=== Supplied entries ===

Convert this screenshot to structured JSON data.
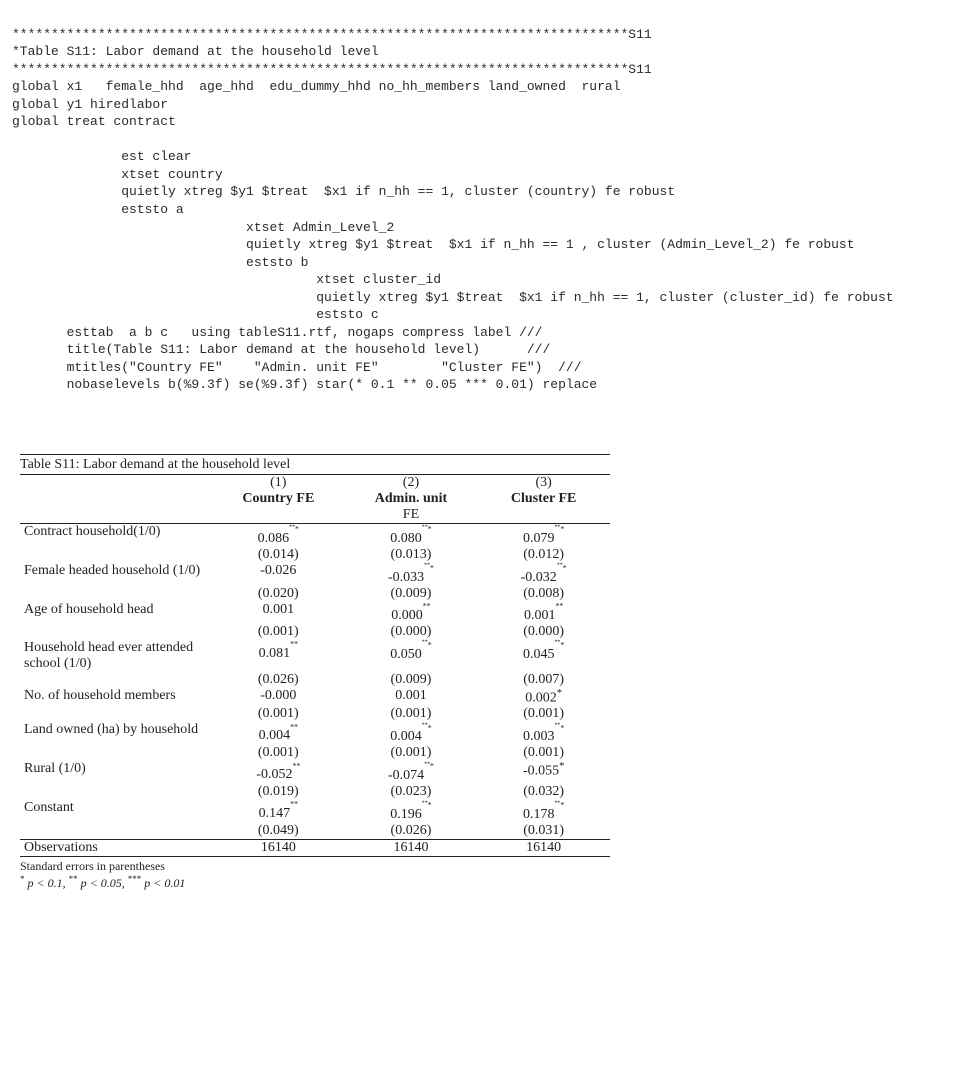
{
  "code": {
    "l1": "*******************************************************************************S11",
    "l2": "*Table S11: Labor demand at the household level",
    "l3": "*******************************************************************************S11",
    "l4": "global x1   female_hhd  age_hhd  edu_dummy_hhd no_hh_members land_owned  rural",
    "l5": "global y1 hiredlabor",
    "l6": "global treat contract",
    "l7": "",
    "l8": "              est clear",
    "l9": "              xtset country",
    "l10": "              quietly xtreg $y1 $treat  $x1 if n_hh == 1, cluster (country) fe robust",
    "l11": "              eststo a",
    "l12": "                              xtset Admin_Level_2",
    "l13": "                              quietly xtreg $y1 $treat  $x1 if n_hh == 1 , cluster (Admin_Level_2) fe robust",
    "l14": "                              eststo b",
    "l15": "                                       xtset cluster_id",
    "l16": "                                       quietly xtreg $y1 $treat  $x1 if n_hh == 1, cluster (cluster_id) fe robust",
    "l17": "                                       eststo c",
    "l18": "       esttab  a b c   using tableS11.rtf, nogaps compress label ///",
    "l19": "       title(Table S11: Labor demand at the household level)      ///",
    "l20": "       mtitles(\"Country FE\"    \"Admin. unit FE\"        \"Cluster FE\")  ///",
    "l21": "       nobaselevels b(%9.3f) se(%9.3f) star(* 0.1 ** 0.05 *** 0.01) replace"
  },
  "table": {
    "title": "Table S11: Labor demand at the household level",
    "cols": {
      "n1": "(1)",
      "n2": "(2)",
      "n3": "(3)",
      "h1": "Country FE",
      "h2a": "Admin. unit",
      "h2b": "FE",
      "h3": "Cluster FE"
    },
    "rows": {
      "contract": {
        "label": "Contract household(1/0)",
        "b1": "0.086***",
        "b2": "0.080***",
        "b3": "0.079***",
        "se1": "(0.014)",
        "se2": "(0.013)",
        "se3": "(0.012)"
      },
      "female": {
        "label": "Female headed household (1/0)",
        "b1": "-0.026",
        "b2": "-0.033***",
        "b3": "-0.032***",
        "se1": "(0.020)",
        "se2": "(0.009)",
        "se3": "(0.008)"
      },
      "age": {
        "label": "Age of household head",
        "b1": "0.001",
        "b2": "0.000**",
        "b3": "0.001**",
        "se1": "(0.001)",
        "se2": "(0.000)",
        "se3": "(0.000)"
      },
      "edu": {
        "label": "Household head ever attended school (1/0)",
        "b1": "0.081**",
        "b2": "0.050***",
        "b3": "0.045***",
        "se1": "(0.026)",
        "se2": "(0.009)",
        "se3": "(0.007)"
      },
      "members": {
        "label": "No. of household members",
        "b1": "-0.000",
        "b2": "0.001",
        "b3": "0.002*",
        "se1": "(0.001)",
        "se2": "(0.001)",
        "se3": "(0.001)"
      },
      "land": {
        "label": "Land owned (ha) by household",
        "b1": "0.004**",
        "b2": "0.004***",
        "b3": "0.003***",
        "se1": "(0.001)",
        "se2": "(0.001)",
        "se3": "(0.001)"
      },
      "rural": {
        "label": "Rural (1/0)",
        "b1": "-0.052**",
        "b2": "-0.074***",
        "b3": "-0.055*",
        "se1": "(0.019)",
        "se2": "(0.023)",
        "se3": "(0.032)"
      },
      "constant": {
        "label": "Constant",
        "b1": "0.147**",
        "b2": "0.196***",
        "b3": "0.178***",
        "se1": "(0.049)",
        "se2": "(0.026)",
        "se3": "(0.031)"
      }
    },
    "obs": {
      "label": "Observations",
      "v1": "16140",
      "v2": "16140",
      "v3": "16140"
    },
    "footnote": {
      "se": "Standard errors in parentheses",
      "sig_prefix": "*",
      "sig_p1": "p < 0.1, ",
      "sig_star2": "**",
      "sig_p2": "p < 0.05, ",
      "sig_star3": "***",
      "sig_p3": " p < 0.01"
    }
  }
}
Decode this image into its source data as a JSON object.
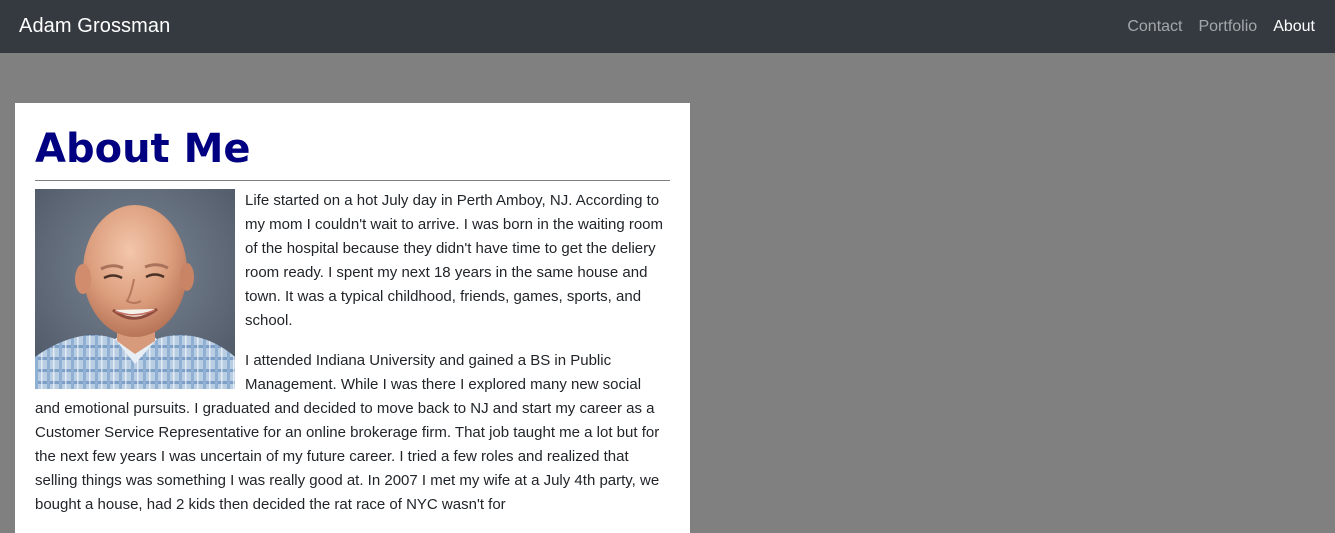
{
  "nav": {
    "brand": "Adam Grossman",
    "links": [
      {
        "label": "Contact",
        "active": false
      },
      {
        "label": "Portfolio",
        "active": false
      },
      {
        "label": "About",
        "active": true
      }
    ]
  },
  "about": {
    "title": "About Me",
    "photo_alt": "Adam Grossman portrait",
    "paragraphs": [
      "Life started on a hot July day in Perth Amboy, NJ. According to my mom I couldn't wait to arrive. I was born in the waiting room of the hospital because they didn't have time to get the deliery room ready. I spent my next 18 years in the same house and town. It was a typical childhood, friends, games, sports, and school.",
      "I attended Indiana University and gained a BS in Public Management. While I was there I explored many new social and emotional pursuits. I graduated and decided to move back to NJ and start my career as a Customer Service Representative for an online brokerage firm. That job taught me a lot but for the next few years I was uncertain of my future career. I tried a few roles and realized that selling things was something I was really good at. In 2007 I met my wife at a July 4th party, we bought a house, had 2 kids then decided the rat race of NYC wasn't for"
    ]
  },
  "colors": {
    "navbar_bg": "#343a40",
    "page_bg": "#808080",
    "title_color": "#000080"
  }
}
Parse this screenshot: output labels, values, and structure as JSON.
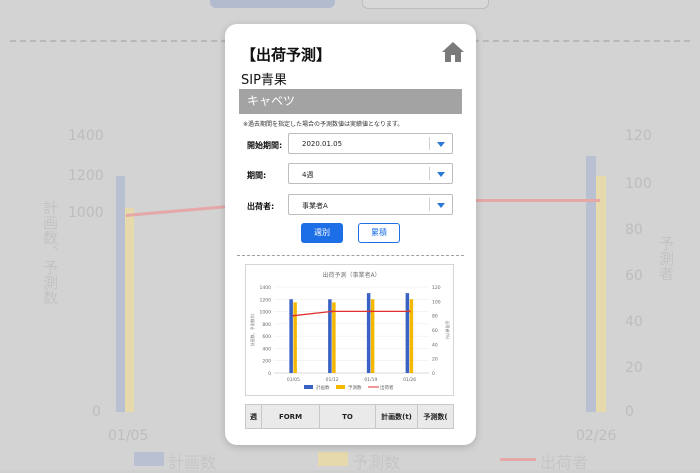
{
  "modal": {
    "title": "【出荷予測】",
    "subtitle": "SIP青果",
    "item": "キャベツ",
    "note": "※過去期間を指定した場合の予測数値は実績値となります。",
    "fields": [
      {
        "label": "開始期間:",
        "value": "2020.01.05"
      },
      {
        "label": "期間:",
        "value": "4週"
      },
      {
        "label": "出荷者:",
        "value": "事業者A"
      }
    ],
    "buttons": {
      "forecast": "週別",
      "cumulative": "累積"
    },
    "table_headers": [
      "週",
      "FORM",
      "TO",
      "計画数(t)",
      "予測数("
    ]
  },
  "background": {
    "left_ticks": [
      "1400",
      "1200",
      "1000",
      "0"
    ],
    "right_ticks": [
      "120",
      "100",
      "80",
      "60",
      "40",
      "20",
      "0"
    ],
    "y_label_left": "計画数、予測数",
    "y_label_right": "予測者",
    "x_labels": [
      "01/05",
      "02/26"
    ],
    "legend": [
      "計画数",
      "予測数",
      "出荷者"
    ]
  },
  "chart_data": {
    "type": "bar",
    "title": "出荷予測（事業者A）",
    "categories": [
      "01/05",
      "01/12",
      "01/19",
      "01/26"
    ],
    "y_ticks": [
      "1400",
      "1200",
      "1000",
      "800",
      "600",
      "400",
      "200",
      "0"
    ],
    "y2_ticks": [
      "120",
      "100",
      "80",
      "60",
      "40",
      "20",
      "0"
    ],
    "ylim": [
      0,
      1400
    ],
    "y2lim": [
      0,
      120
    ],
    "ylabel": "計画数、予測数(t)",
    "y2label": "出荷者(%)",
    "series": [
      {
        "name": "計画数",
        "type": "bar",
        "values": [
          1200,
          1200,
          1300,
          1300
        ],
        "color": "#3a62c4"
      },
      {
        "name": "予測数",
        "type": "bar",
        "values": [
          1150,
          1150,
          1200,
          1200
        ],
        "color": "#f5b800"
      },
      {
        "name": "出荷者",
        "type": "line",
        "axis": "right",
        "values": [
          80,
          86,
          86,
          86
        ],
        "color": "#e03131"
      }
    ],
    "legend_position": "bottom",
    "grid": true
  },
  "colors": {
    "primary": "#1c6fe6",
    "banner": "#a3a3a3",
    "arrow": "#2a79d6"
  }
}
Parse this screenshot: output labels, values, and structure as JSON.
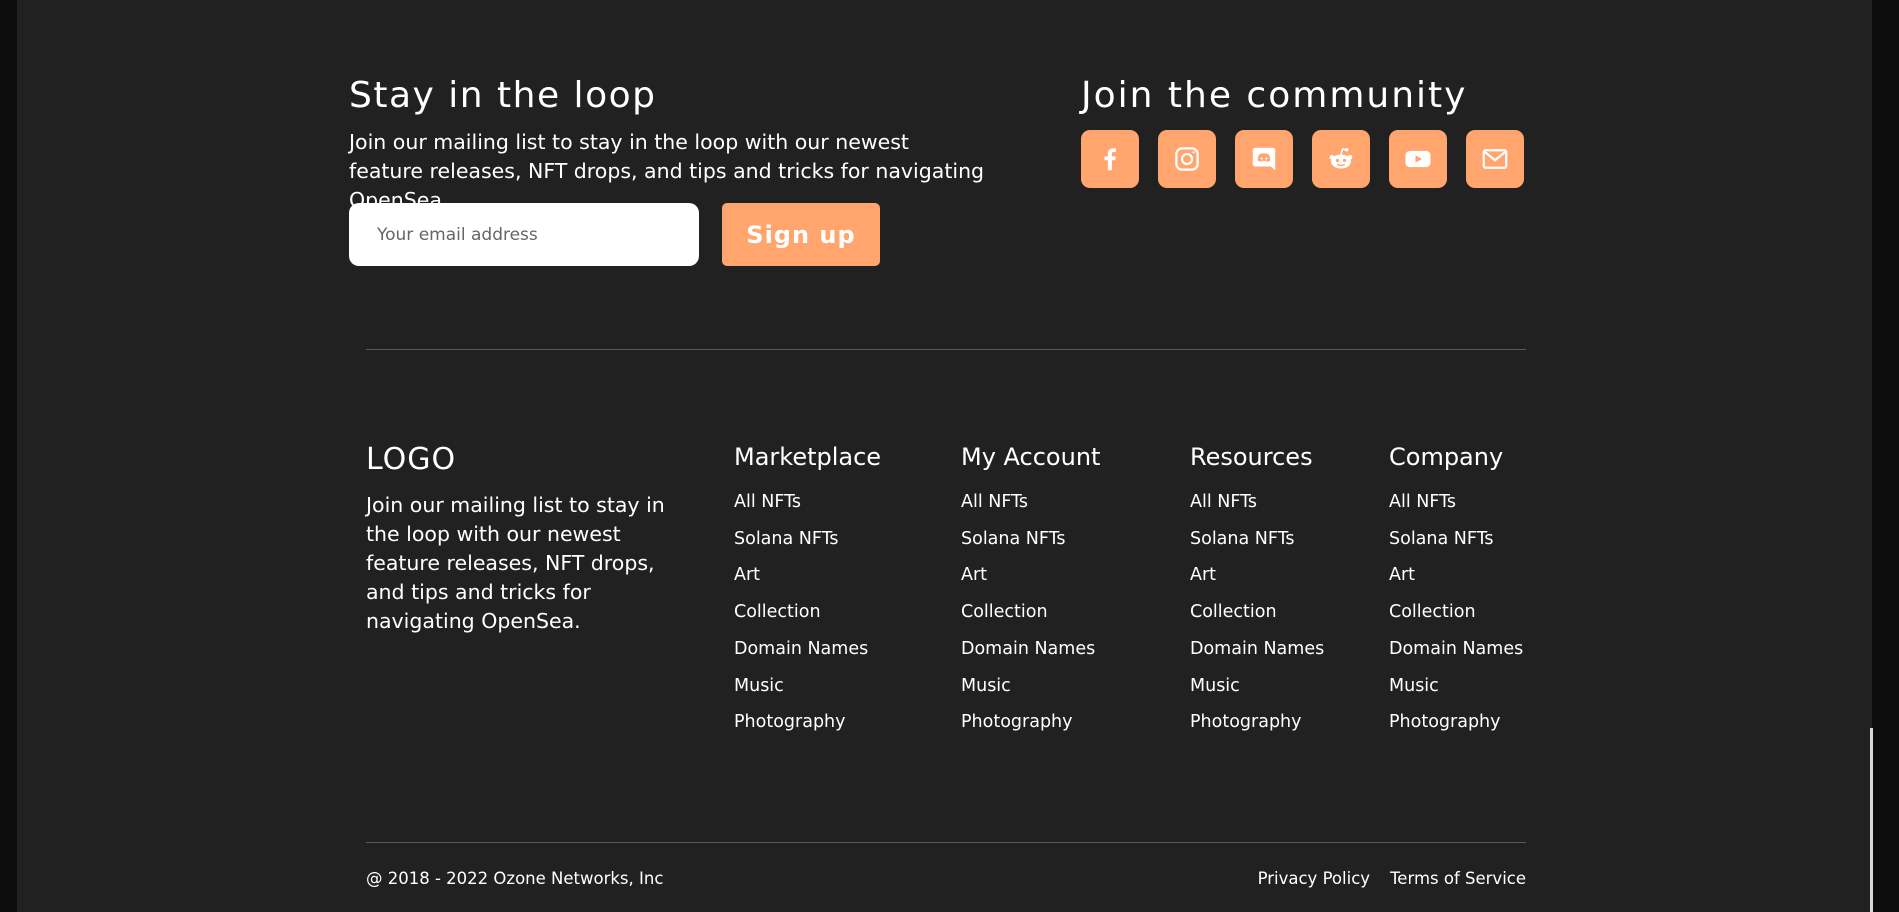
{
  "newsletter": {
    "title": "Stay in the loop",
    "text": "Join our mailing list to stay in the loop with our newest feature releases, NFT drops, and tips and tricks for navigating OpenSea.",
    "email_placeholder": "Your email address",
    "signup_label": "Sign up"
  },
  "community": {
    "title": "Join the community",
    "icons": [
      "facebook-icon",
      "instagram-icon",
      "discord-icon",
      "reddit-icon",
      "youtube-icon",
      "email-icon"
    ]
  },
  "brand": {
    "logo": "LOGO",
    "text": "Join our mailing list to stay in the loop with our newest feature releases, NFT drops, and tips and tricks for navigating OpenSea."
  },
  "columns": [
    {
      "title": "Marketplace",
      "links": [
        "All NFTs",
        "Solana NFTs",
        "Art",
        "Collection",
        "Domain Names",
        "Music",
        "Photography"
      ]
    },
    {
      "title": "My Account",
      "links": [
        "All NFTs",
        "Solana NFTs",
        "Art",
        "Collection",
        "Domain Names",
        "Music",
        "Photography"
      ]
    },
    {
      "title": "Resources",
      "links": [
        "All NFTs",
        "Solana NFTs",
        "Art",
        "Collection",
        "Domain Names",
        "Music",
        "Photography"
      ]
    },
    {
      "title": "Company",
      "links": [
        "All NFTs",
        "Solana NFTs",
        "Art",
        "Collection",
        "Domain Names",
        "Music",
        "Photography"
      ]
    }
  ],
  "footer": {
    "copyright": "@ 2018 - 2022 Ozone Networks, Inc",
    "privacy": "Privacy Policy",
    "terms": "Terms of Service"
  },
  "colors": {
    "background": "#212121",
    "accent": "#ffa56d"
  }
}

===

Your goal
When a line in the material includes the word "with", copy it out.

Response box
    "text": "Join our mailing list to stay in the loop with our newest feature releases, NFT drops, and tips and tricks for navigating OpenSea.",
    "text": "Join our mailing list to stay in the loop with our newest feature releases, NFT drops, and tips and tricks for navigating OpenSea."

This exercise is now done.